These jokes and chastisements undoubtedly contributed to false narratives that Black people don’t have priorities and don’t vote. Consequently, this year, almost poetically, voter turnout was record-breaking in America’s blackest cities: Detroit, Philly, Atlanta and Milwaukee. Black people single-handedly flipped their states to Democrat and overthrew the racist-sexist-fascist Donald Trump’s rule of the highest political office in the world.

To think that my great-grandmother’s Mississippi home was once surrounded by armed neighbors, in defense of their right to vote against a lynch mob in the 1930s. To think that my father was born only nine years after The Voting Rights act was signed by Lyndon B. Johnson in 1965. Black people took away Donald Trump’s power by themselves to save themselves and America as a result, in spite of voter suppression and gerrymandering. Without. A. Chicken. Sandwich.

Yet, I often think about what would happen if Popeyes did give out free chicken sandwiches with every “I VOTED” sticker presented. Would it be so bad if Black people specifically wanted to grab a bite after voting? Whispers — or even if they didn’t?

Social media is but a mere glimpse of what is actually happening in the world. But judging by frequent online debates, Black people are so negatively viewed that on top of being shamed for what we want, what we can acquire defies the rules of supply and demand. Users have implied that despite Telfar bags selling out in minutes, astronomical resale prices are what add “prestige” to the inclusive Black-owned luxury brand. I've learned that Hermes Birkin bags depreciate when rappers like Cardi B and Saweetie wear them, despite sales for luxury items typically surging due to trends in hip-hop. 

Twitter taught me that Miami, Cancun and Tulum have become so oversaturated, in spite of most Americans not even being able to afford to travel during this time. Every now and then I see a random self-proclaimed Black griot,  faux economist that tweets in all caps about Black buying power. They usually compare where Black people spend their money versus white people. They will talk about what Black people need instead. 

And then, finally, I’ll go get my hair done by a new hairstylist who is one hour behind. She will put saran wrap over my freshly pressed hair and say, “Instead of worrying about who’s President we need to stop buying Louis Vuitton and save up to buy some land.” This will be the last time I try a different stylist other than the one I actually have. 

But it isn't just a Black people's conversation.

I envision a white woman who owns a sustainability nonprofit posting a picture of all the waste in Pat Mcgrath’s luxury makeup packaging.

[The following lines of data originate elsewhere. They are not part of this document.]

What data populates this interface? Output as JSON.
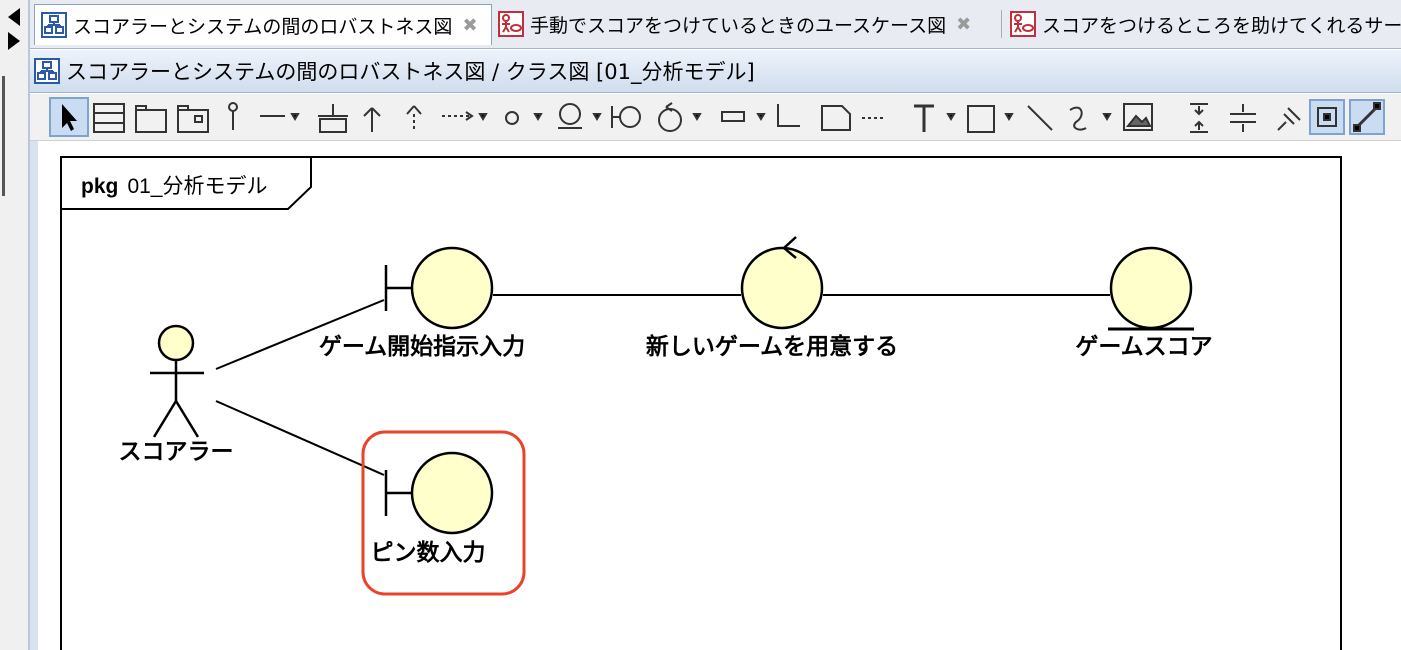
{
  "tabs": [
    {
      "label": "スコアラーとシステムの間のロバストネス図",
      "active": true,
      "icon": "class-diagram-icon"
    },
    {
      "label": "手動でスコアをつけているときのユースケース図",
      "active": false,
      "icon": "usecase-diagram-icon"
    },
    {
      "label": "スコアをつけるところを助けてくれるサービ",
      "active": false,
      "icon": "usecase-diagram-icon"
    }
  ],
  "diagram_title": "スコアラーとシステムの間のロバストネス図 / クラス図 [01_分析モデル]",
  "toolbar": {
    "icons": [
      "select-tool-icon",
      "class-tool-icon",
      "package-tool-icon",
      "subsystem-tool-icon",
      "interface-tool-icon",
      "association-tool-icon",
      "association-class-tool-icon",
      "generalization-tool-icon",
      "realization-tool-icon",
      "dependency-tool-icon",
      "note-circle-tool-icon",
      "boundary-tool-icon",
      "boundary-interface-tool-icon",
      "control-tool-icon",
      "text-field-tool-icon",
      "corner-tool-icon",
      "note-tool-icon",
      "note-anchor-tool-icon",
      "text-tool-icon",
      "rectangle-tool-icon",
      "line-tool-icon",
      "freehand-tool-icon",
      "image-tool-icon",
      "vertical-align-icon",
      "horizontal-align-icon",
      "pin-icon",
      "toggle-view-icon",
      "line-style-icon"
    ]
  },
  "diagram": {
    "package": {
      "keyword": "pkg",
      "name": "01_分析モデル"
    },
    "actor": {
      "label": "スコアラー"
    },
    "boundary1": {
      "label": "ゲーム開始指示入力"
    },
    "control": {
      "label": "新しいゲームを用意する"
    },
    "entity": {
      "label": "ゲームスコア"
    },
    "boundary2": {
      "label": "ピン数入力"
    },
    "highlight_color": "#e8442a",
    "element_fill": "#ffffcc"
  }
}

She will be clueless to Black Twitter's ongoing debates, but still get hate for spewing out rhetoric highly critical of Black achievement and use from other users unaware of the previous conversations.

Moreover, the conversation of what Black people consume will seem like an inevitable cyclical conversation that doesn’t end. And it doesn’t. But wanting is human and we have a right to want. Even in a world of so much consumption.

But consumption isn’t a new concept. It's literally why we are here in the first place.

Let us not forget in all of this how white people have eternally benefited from narcissism and greed. Who, as a collective, have employed exploitative practices for the sake of individualism. Think about how that impacts the psyche of the one doing the oppressing versus the marginalized as generations grapple with their wants and needs. 

Because the only thing that Black people actually need is equity.

Nonetheless, a Senate runoff is happening in January and millions of people are relying on Georgia, particularly Black counties like Fulton and Clark county, to save America's ass once again. After so much that Black people, Black women, have already done for 400 plus years, the endless work that we shouldn't have to do still needs to be done. I believe Georgia will pull it off. But if they don't, can we still let Black people want things in the new year?

For so long and even still, we’ve been shunned for what we want and told to labor instead — but we deserve that human right. To desire, and imagine and go to Miami after the pandemic because it's what we want to do.  

Despite everything we have lost for a myriad of years, and this one in particular, let Black people like and want things. Forever and ever. Amen.